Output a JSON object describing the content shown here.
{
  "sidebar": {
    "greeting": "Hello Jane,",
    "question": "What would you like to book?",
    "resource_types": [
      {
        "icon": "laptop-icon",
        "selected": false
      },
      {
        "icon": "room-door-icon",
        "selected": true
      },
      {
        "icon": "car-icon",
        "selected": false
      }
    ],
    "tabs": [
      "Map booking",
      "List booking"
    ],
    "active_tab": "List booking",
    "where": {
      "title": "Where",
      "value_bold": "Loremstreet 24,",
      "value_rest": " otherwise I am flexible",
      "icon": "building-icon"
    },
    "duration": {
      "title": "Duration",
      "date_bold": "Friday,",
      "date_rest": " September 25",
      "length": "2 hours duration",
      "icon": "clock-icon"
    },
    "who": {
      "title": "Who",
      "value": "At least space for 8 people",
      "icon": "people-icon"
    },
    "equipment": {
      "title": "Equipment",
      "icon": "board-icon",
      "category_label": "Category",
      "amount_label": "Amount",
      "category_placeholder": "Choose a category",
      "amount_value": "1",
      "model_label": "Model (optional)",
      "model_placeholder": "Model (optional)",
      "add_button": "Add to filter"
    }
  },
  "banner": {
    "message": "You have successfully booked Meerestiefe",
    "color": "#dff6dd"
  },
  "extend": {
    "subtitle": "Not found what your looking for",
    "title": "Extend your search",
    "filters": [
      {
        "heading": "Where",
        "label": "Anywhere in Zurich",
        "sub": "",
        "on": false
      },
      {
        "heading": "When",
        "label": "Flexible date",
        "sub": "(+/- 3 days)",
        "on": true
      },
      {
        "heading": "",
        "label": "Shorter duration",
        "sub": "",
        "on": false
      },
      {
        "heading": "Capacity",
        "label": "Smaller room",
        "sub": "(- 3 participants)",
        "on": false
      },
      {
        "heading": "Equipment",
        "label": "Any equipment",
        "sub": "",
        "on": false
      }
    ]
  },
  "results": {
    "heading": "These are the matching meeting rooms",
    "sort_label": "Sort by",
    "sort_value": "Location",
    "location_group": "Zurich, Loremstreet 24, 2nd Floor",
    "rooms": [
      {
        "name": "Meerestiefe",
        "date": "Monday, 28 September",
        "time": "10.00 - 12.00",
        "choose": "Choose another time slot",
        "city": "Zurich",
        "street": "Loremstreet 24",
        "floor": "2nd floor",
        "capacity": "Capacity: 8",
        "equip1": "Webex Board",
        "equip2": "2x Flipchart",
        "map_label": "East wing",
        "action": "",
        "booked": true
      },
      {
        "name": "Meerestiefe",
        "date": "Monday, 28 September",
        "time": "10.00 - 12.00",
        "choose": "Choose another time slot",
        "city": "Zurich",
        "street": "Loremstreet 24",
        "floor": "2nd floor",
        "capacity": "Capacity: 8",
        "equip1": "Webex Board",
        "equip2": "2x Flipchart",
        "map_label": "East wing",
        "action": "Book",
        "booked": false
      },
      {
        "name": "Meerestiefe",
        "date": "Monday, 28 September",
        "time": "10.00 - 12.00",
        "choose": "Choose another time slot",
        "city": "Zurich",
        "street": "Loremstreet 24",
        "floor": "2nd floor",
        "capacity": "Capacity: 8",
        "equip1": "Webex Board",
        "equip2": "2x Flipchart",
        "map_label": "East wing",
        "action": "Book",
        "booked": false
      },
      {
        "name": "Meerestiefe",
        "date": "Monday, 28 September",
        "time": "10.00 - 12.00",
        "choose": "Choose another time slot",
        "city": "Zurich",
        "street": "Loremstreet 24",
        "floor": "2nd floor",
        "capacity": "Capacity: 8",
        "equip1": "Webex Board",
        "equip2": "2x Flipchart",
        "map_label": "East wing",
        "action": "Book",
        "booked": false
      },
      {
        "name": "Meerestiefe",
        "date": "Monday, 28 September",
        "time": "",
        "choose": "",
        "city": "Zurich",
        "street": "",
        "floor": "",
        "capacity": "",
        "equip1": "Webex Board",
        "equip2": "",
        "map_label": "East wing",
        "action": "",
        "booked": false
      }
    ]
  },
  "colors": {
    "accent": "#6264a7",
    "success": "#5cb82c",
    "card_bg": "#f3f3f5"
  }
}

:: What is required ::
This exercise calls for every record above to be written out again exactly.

:: Completed exercise ::
Output a JSON object describing the content shown here.
{
  "sidebar": {
    "greeting": "Hello Jane,",
    "question": "What would you like to book?",
    "resource_types": [
      {
        "icon": "laptop-icon",
        "selected": false
      },
      {
        "icon": "room-door-icon",
        "selected": true
      },
      {
        "icon": "car-icon",
        "selected": false
      }
    ],
    "tabs": [
      "Map booking",
      "List booking"
    ],
    "active_tab": "List booking",
    "where": {
      "title": "Where",
      "value_bold": "Loremstreet 24,",
      "value_rest": " otherwise I am flexible",
      "icon": "building-icon"
    },
    "duration": {
      "title": "Duration",
      "date_bold": "Friday,",
      "date_rest": " September 25",
      "length": "2 hours duration",
      "icon": "clock-icon"
    },
    "who": {
      "title": "Who",
      "value": "At least space for 8 people",
      "icon": "people-icon"
    },
    "equipment": {
      "title": "Equipment",
      "icon": "board-icon",
      "category_label": "Category",
      "amount_label": "Amount",
      "category_placeholder": "Choose a category",
      "amount_value": "1",
      "model_label": "Model (optional)",
      "model_placeholder": "Model (optional)",
      "add_button": "Add to filter"
    }
  },
  "banner": {
    "message": "You have successfully booked Meerestiefe",
    "color": "#dff6dd"
  },
  "extend": {
    "subtitle": "Not found what your looking for",
    "title": "Extend your search",
    "filters": [
      {
        "heading": "Where",
        "label": "Anywhere in Zurich",
        "sub": "",
        "on": false
      },
      {
        "heading": "When",
        "label": "Flexible date",
        "sub": "(+/- 3 days)",
        "on": true
      },
      {
        "heading": "",
        "label": "Shorter duration",
        "sub": "",
        "on": false
      },
      {
        "heading": "Capacity",
        "label": "Smaller room",
        "sub": "(- 3 participants)",
        "on": false
      },
      {
        "heading": "Equipment",
        "label": "Any equipment",
        "sub": "",
        "on": false
      }
    ]
  },
  "results": {
    "heading": "These are the matching meeting rooms",
    "sort_label": "Sort by",
    "sort_value": "Location",
    "location_group": "Zurich, Loremstreet 24, 2nd Floor",
    "rooms": [
      {
        "name": "Meerestiefe",
        "date": "Monday, 28 September",
        "time": "10.00 - 12.00",
        "choose": "Choose another time slot",
        "city": "Zurich",
        "street": "Loremstreet 24",
        "floor": "2nd floor",
        "capacity": "Capacity: 8",
        "equip1": "Webex Board",
        "equip2": "2x Flipchart",
        "map_label": "East wing",
        "action": "",
        "booked": true
      },
      {
        "name": "Meerestiefe",
        "date": "Monday, 28 September",
        "time": "10.00 - 12.00",
        "choose": "Choose another time slot",
        "city": "Zurich",
        "street": "Loremstreet 24",
        "floor": "2nd floor",
        "capacity": "Capacity: 8",
        "equip1": "Webex Board",
        "equip2": "2x Flipchart",
        "map_label": "East wing",
        "action": "Book",
        "booked": false
      },
      {
        "name": "Meerestiefe",
        "date": "Monday, 28 September",
        "time": "10.00 - 12.00",
        "choose": "Choose another time slot",
        "city": "Zurich",
        "street": "Loremstreet 24",
        "floor": "2nd floor",
        "capacity": "Capacity: 8",
        "equip1": "Webex Board",
        "equip2": "2x Flipchart",
        "map_label": "East wing",
        "action": "Book",
        "booked": false
      },
      {
        "name": "Meerestiefe",
        "date": "Monday, 28 September",
        "time": "10.00 - 12.00",
        "choose": "Choose another time slot",
        "city": "Zurich",
        "street": "Loremstreet 24",
        "floor": "2nd floor",
        "capacity": "Capacity: 8",
        "equip1": "Webex Board",
        "equip2": "2x Flipchart",
        "map_label": "East wing",
        "action": "Book",
        "booked": false
      },
      {
        "name": "Meerestiefe",
        "date": "Monday, 28 September",
        "time": "",
        "choose": "",
        "city": "Zurich",
        "street": "",
        "floor": "",
        "capacity": "",
        "equip1": "Webex Board",
        "equip2": "",
        "map_label": "East wing",
        "action": "",
        "booked": false
      }
    ]
  },
  "colors": {
    "accent": "#6264a7",
    "success": "#5cb82c",
    "card_bg": "#f3f3f5"
  }
}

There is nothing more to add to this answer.